● Provided material

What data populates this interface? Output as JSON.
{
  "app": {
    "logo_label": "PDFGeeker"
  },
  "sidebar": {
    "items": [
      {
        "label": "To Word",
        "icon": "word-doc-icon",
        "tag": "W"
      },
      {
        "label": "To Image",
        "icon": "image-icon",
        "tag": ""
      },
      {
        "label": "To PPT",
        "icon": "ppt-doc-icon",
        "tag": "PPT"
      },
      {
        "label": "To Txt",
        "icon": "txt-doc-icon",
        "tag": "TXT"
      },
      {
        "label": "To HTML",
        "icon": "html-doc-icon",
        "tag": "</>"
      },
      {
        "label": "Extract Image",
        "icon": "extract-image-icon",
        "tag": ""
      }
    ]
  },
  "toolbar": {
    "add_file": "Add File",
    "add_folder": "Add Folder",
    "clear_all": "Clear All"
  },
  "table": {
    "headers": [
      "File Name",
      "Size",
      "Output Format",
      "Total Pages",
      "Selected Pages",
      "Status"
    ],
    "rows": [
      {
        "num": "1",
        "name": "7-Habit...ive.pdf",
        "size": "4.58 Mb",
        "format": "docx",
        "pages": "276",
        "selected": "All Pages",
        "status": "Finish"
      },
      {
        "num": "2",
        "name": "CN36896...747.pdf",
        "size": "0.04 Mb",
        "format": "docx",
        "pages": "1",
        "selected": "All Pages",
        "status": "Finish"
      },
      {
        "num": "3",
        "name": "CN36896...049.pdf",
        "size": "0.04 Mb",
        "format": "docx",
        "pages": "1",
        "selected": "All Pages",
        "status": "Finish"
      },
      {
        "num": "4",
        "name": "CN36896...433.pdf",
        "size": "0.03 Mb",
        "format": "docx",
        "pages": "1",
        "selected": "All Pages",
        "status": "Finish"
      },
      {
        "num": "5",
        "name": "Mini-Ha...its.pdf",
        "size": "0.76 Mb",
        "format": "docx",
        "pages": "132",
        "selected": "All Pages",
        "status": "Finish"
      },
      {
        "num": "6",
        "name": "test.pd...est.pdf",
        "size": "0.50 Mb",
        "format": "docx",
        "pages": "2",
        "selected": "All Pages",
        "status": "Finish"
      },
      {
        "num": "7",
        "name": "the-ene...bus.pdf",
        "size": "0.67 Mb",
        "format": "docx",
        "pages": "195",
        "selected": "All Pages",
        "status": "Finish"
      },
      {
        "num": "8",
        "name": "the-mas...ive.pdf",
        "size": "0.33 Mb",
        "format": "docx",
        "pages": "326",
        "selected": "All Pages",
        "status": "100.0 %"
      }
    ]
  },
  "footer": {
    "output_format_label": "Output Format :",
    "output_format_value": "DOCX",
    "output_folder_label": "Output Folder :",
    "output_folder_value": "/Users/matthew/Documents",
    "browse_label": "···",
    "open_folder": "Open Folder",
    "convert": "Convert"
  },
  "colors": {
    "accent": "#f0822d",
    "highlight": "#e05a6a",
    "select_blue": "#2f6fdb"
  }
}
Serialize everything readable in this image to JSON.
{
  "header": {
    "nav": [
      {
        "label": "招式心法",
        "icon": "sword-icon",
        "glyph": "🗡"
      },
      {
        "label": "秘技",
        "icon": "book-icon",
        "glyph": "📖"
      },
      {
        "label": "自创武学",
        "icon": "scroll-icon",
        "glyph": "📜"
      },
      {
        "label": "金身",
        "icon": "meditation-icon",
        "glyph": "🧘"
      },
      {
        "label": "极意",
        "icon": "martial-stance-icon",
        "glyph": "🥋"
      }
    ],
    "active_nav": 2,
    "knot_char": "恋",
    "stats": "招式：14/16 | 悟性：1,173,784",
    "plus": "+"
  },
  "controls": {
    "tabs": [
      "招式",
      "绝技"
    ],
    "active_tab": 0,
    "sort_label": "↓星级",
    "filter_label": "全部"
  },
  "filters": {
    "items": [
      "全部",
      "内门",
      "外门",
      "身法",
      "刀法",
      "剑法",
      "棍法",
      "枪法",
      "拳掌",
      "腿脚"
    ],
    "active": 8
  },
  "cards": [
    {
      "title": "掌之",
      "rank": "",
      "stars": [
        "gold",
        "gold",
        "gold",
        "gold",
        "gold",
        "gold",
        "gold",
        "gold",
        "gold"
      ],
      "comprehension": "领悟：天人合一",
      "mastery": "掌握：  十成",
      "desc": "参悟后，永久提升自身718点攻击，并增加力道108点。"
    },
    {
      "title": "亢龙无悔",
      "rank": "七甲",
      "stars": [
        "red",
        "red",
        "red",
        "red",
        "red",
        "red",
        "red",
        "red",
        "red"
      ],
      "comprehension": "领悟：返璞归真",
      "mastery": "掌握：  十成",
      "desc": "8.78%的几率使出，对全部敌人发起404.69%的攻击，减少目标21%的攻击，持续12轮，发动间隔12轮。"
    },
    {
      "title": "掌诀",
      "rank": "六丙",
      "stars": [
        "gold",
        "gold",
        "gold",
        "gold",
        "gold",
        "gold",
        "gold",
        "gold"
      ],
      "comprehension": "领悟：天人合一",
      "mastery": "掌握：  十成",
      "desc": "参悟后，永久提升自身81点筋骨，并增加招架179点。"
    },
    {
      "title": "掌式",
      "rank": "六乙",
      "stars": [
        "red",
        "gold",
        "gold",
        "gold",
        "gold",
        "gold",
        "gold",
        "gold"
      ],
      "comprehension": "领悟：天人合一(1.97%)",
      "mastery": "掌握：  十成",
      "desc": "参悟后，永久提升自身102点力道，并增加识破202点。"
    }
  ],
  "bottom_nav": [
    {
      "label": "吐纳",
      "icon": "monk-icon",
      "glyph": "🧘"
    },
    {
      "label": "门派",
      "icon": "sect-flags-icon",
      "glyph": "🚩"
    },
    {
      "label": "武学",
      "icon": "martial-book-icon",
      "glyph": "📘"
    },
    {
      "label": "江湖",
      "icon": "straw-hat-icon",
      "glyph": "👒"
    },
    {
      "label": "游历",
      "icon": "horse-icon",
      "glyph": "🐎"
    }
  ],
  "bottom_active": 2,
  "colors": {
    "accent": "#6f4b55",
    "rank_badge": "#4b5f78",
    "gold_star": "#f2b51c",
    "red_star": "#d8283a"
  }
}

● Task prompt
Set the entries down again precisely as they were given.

● Solution below
What data populates this interface? Output as JSON.
{
  "app": {
    "logo_label": "PDFGeeker"
  },
  "sidebar": {
    "items": [
      {
        "label": "To Word",
        "icon": "word-doc-icon",
        "tag": "W"
      },
      {
        "label": "To Image",
        "icon": "image-icon",
        "tag": ""
      },
      {
        "label": "To PPT",
        "icon": "ppt-doc-icon",
        "tag": "PPT"
      },
      {
        "label": "To Txt",
        "icon": "txt-doc-icon",
        "tag": "TXT"
      },
      {
        "label": "To HTML",
        "icon": "html-doc-icon",
        "tag": "</>"
      },
      {
        "label": "Extract Image",
        "icon": "extract-image-icon",
        "tag": ""
      }
    ]
  },
  "toolbar": {
    "add_file": "Add File",
    "add_folder": "Add Folder",
    "clear_all": "Clear All"
  },
  "table": {
    "headers": [
      "File Name",
      "Size",
      "Output Format",
      "Total Pages",
      "Selected Pages",
      "Status"
    ],
    "rows": [
      {
        "num": "1",
        "name": "7-Habit...ive.pdf",
        "size": "4.58 Mb",
        "format": "docx",
        "pages": "276",
        "selected": "All Pages",
        "status": "Finish"
      },
      {
        "num": "2",
        "name": "CN36896...747.pdf",
        "size": "0.04 Mb",
        "format": "docx",
        "pages": "1",
        "selected": "All Pages",
        "status": "Finish"
      },
      {
        "num": "3",
        "name": "CN36896...049.pdf",
        "size": "0.04 Mb",
        "format": "docx",
        "pages": "1",
        "selected": "All Pages",
        "status": "Finish"
      },
      {
        "num": "4",
        "name": "CN36896...433.pdf",
        "size": "0.03 Mb",
        "format": "docx",
        "pages": "1",
        "selected": "All Pages",
        "status": "Finish"
      },
      {
        "num": "5",
        "name": "Mini-Ha...its.pdf",
        "size": "0.76 Mb",
        "format": "docx",
        "pages": "132",
        "selected": "All Pages",
        "status": "Finish"
      },
      {
        "num": "6",
        "name": "test.pd...est.pdf",
        "size": "0.50 Mb",
        "format": "docx",
        "pages": "2",
        "selected": "All Pages",
        "status": "Finish"
      },
      {
        "num": "7",
        "name": "the-ene...bus.pdf",
        "size": "0.67 Mb",
        "format": "docx",
        "pages": "195",
        "selected": "All Pages",
        "status": "Finish"
      },
      {
        "num": "8",
        "name": "the-mas...ive.pdf",
        "size": "0.33 Mb",
        "format": "docx",
        "pages": "326",
        "selected": "All Pages",
        "status": "100.0 %"
      }
    ]
  },
  "footer": {
    "output_format_label": "Output Format :",
    "output_format_value": "DOCX",
    "output_folder_label": "Output Folder :",
    "output_folder_value": "/Users/matthew/Documents",
    "browse_label": "···",
    "open_folder": "Open Folder",
    "convert": "Convert"
  },
  "colors": {
    "accent": "#f0822d",
    "highlight": "#e05a6a",
    "select_blue": "#2f6fdb"
  }
}
Serialize everything readable in this image to JSON.
{
  "header": {
    "nav": [
      {
        "label": "招式心法",
        "icon": "sword-icon",
        "glyph": "🗡"
      },
      {
        "label": "秘技",
        "icon": "book-icon",
        "glyph": "📖"
      },
      {
        "label": "自创武学",
        "icon": "scroll-icon",
        "glyph": "📜"
      },
      {
        "label": "金身",
        "icon": "meditation-icon",
        "glyph": "🧘"
      },
      {
        "label": "极意",
        "icon": "martial-stance-icon",
        "glyph": "🥋"
      }
    ],
    "active_nav": 2,
    "knot_char": "恋",
    "stats": "招式：14/16 | 悟性：1,173,784",
    "plus": "+"
  },
  "controls": {
    "tabs": [
      "招式",
      "绝技"
    ],
    "active_tab": 0,
    "sort_label": "↓星级",
    "filter_label": "全部"
  },
  "filters": {
    "items": [
      "全部",
      "内门",
      "外门",
      "身法",
      "刀法",
      "剑法",
      "棍法",
      "枪法",
      "拳掌",
      "腿脚"
    ],
    "active": 8
  },
  "cards": [
    {
      "title": "掌之",
      "rank": "",
      "stars": [
        "gold",
        "gold",
        "gold",
        "gold",
        "gold",
        "gold",
        "gold",
        "gold",
        "gold"
      ],
      "comprehension": "领悟：天人合一",
      "mastery": "掌握：  十成",
      "desc": "参悟后，永久提升自身718点攻击，并增加力道108点。"
    },
    {
      "title": "亢龙无悔",
      "rank": "七甲",
      "stars": [
        "red",
        "red",
        "red",
        "red",
        "red",
        "red",
        "red",
        "red",
        "red"
      ],
      "comprehension": "领悟：返璞归真",
      "mastery": "掌握：  十成",
      "desc": "8.78%的几率使出，对全部敌人发起404.69%的攻击，减少目标21%的攻击，持续12轮，发动间隔12轮。"
    },
    {
      "title": "掌诀",
      "rank": "六丙",
      "stars": [
        "gold",
        "gold",
        "gold",
        "gold",
        "gold",
        "gold",
        "gold",
        "gold"
      ],
      "comprehension": "领悟：天人合一",
      "mastery": "掌握：  十成",
      "desc": "参悟后，永久提升自身81点筋骨，并增加招架179点。"
    },
    {
      "title": "掌式",
      "rank": "六乙",
      "stars": [
        "red",
        "gold",
        "gold",
        "gold",
        "gold",
        "gold",
        "gold",
        "gold"
      ],
      "comprehension": "领悟：天人合一(1.97%)",
      "mastery": "掌握：  十成",
      "desc": "参悟后，永久提升自身102点力道，并增加识破202点。"
    }
  ],
  "bottom_nav": [
    {
      "label": "吐纳",
      "icon": "monk-icon",
      "glyph": "🧘"
    },
    {
      "label": "门派",
      "icon": "sect-flags-icon",
      "glyph": "🚩"
    },
    {
      "label": "武学",
      "icon": "martial-book-icon",
      "glyph": "📘"
    },
    {
      "label": "江湖",
      "icon": "straw-hat-icon",
      "glyph": "👒"
    },
    {
      "label": "游历",
      "icon": "horse-icon",
      "glyph": "🐎"
    }
  ],
  "bottom_active": 2,
  "colors": {
    "accent": "#6f4b55",
    "rank_badge": "#4b5f78",
    "gold_star": "#f2b51c",
    "red_star": "#d8283a"
  }
}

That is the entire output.